Righthander Ryan Vogelsong pitched there in 2000, 2001 and 2011-15. He learned to entice hitters to drive the ball to deep parts of the ballpark. But now he would have to adjust to pitching in Target Field, which is more hitter-friendly, if he makes the team.

“I loved pitching in San Francisco because of the ballpark, but I feel like I’ve gotten a little away-heavy because of that ballpark,” he said. “It’s very easy [against] righties to pitch away and make them hit it in that right-center-field gap. Also with lefties. A big left field. Pitch them away and see if they can beat you away.”

Vogelsong pitched three innings Saturday, giving up two runs on four hits and two walks with one strikeout during the Twins’ 12-5 loss to Boston at Hammond Stadium. It wasn’t the best of lines for someone in the running for a spot in the rotation. But Vogelsong is trying to get used to pounding hitters inside again, and he tried that approach at times when he normally wouldn’t.

“Last year, I felt like I needed to do a better job of pitching in,” said Vogelsong, who has a 7.27 ERA in 8⅔ innings this spring. “So I’m really focusing on that area in spring training. Getting the ball in, even if it is a hit.”
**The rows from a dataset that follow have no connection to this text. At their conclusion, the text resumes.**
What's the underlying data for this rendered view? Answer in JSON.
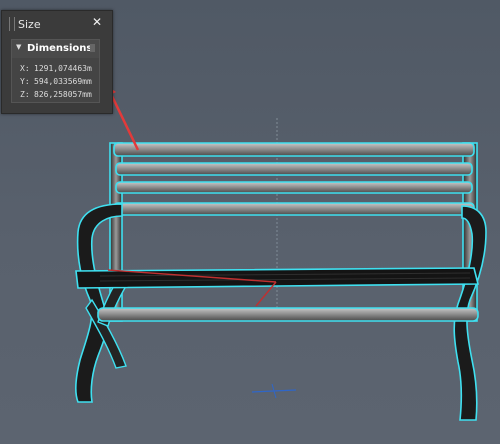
{
  "panel": {
    "title": "Size",
    "close_glyph": "✕",
    "group": {
      "title": "Dimensions",
      "toggle_glyph": "▼",
      "rows": [
        {
          "axis": "X:",
          "value": "1291,074463m"
        },
        {
          "axis": "Y:",
          "value": "594,033569mm"
        },
        {
          "axis": "Z:",
          "value": "826,258057mm"
        }
      ]
    }
  },
  "colors": {
    "selection_outline": "#3fe0f0",
    "annotation_arrow": "#e23a3a",
    "bench_metal": "#8c8c8c",
    "bench_seat": "#1a1a1a"
  },
  "icons": {
    "close": "close-icon",
    "collapse": "collapse-triangle-icon",
    "pin": "pin-icon"
  }
}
Vogelsong has spent most of his career pitching in AT&T Park, which is where the fewest home runs in the league have been hit in each of the past two seasons.

Vogelsong spent all or parts of six seasons with Pittsburgh, including 2016. The Pirates play in PNC Park, which was 27th in home runs hit last season with 148.

There were 212 home runs hit in Target Field last season, eighth most in baseball. A recent analysis by ESPN had it ranked as the 12th-most hitter-friendly park in the league.

Volgelsong will have to use his bag of tricks if he takes the mound at Target Field.

“For a guy who has been around, I think he knows what he’s trying to do each and every time he is out there,” Twins manager Paul Molitor said. “I don’t think there is pressure, but he’s just trying to prove to people that he can still be an effective pitcher at this level. That’s tough for anybody.”

Vogelsong’s fastball touched just 87 miles per hour just once Saturday, but it averaged 90.1 miles per hour last season, and he expects it to be at that level by the time he breaks camp. Still, he will have to finesse his way through lineups. He tried to do that Saturday in the second inning but gave up a pair of two-out runs on RBI singles by Blake Swihart and Dustin Pedroia. Vogelsong threw 34 pitches in the inning. He tried to get hitters to put the ball in play, but Boston fouled off eight pitches in the inning.

Vogelsong pitched a 1-2-3 third before being replaced.

“He really has an idea of what he’s trying to do with the ball,” Molitor said. “He knows he’s got to be fairly pinpoint on command to make his pitches work.”

Things fell apart as soon as Vogelsong left the game.


Pablo Sandoval kicked off Boston’s five-run fourth inning with a home run off Jake Reed. Danny Santana’s RBI single in the fifth brought the Twins within 7-5, but the Red Sox scored five more runs in the sixth, including Sandoval’s three-run blast off Nick Tepesch.

Reed has a 96-mph fastball but is struggling to reach the majors. Vogelsong knows who he is and is spending spring training fine-tuning his pitches.

“My changeup was better today,’’ Vogelsong said. “The cutter is probably about where I want it right now. I’m getting pretty close. I’m just trying to repeat and be able to adjust quickly.”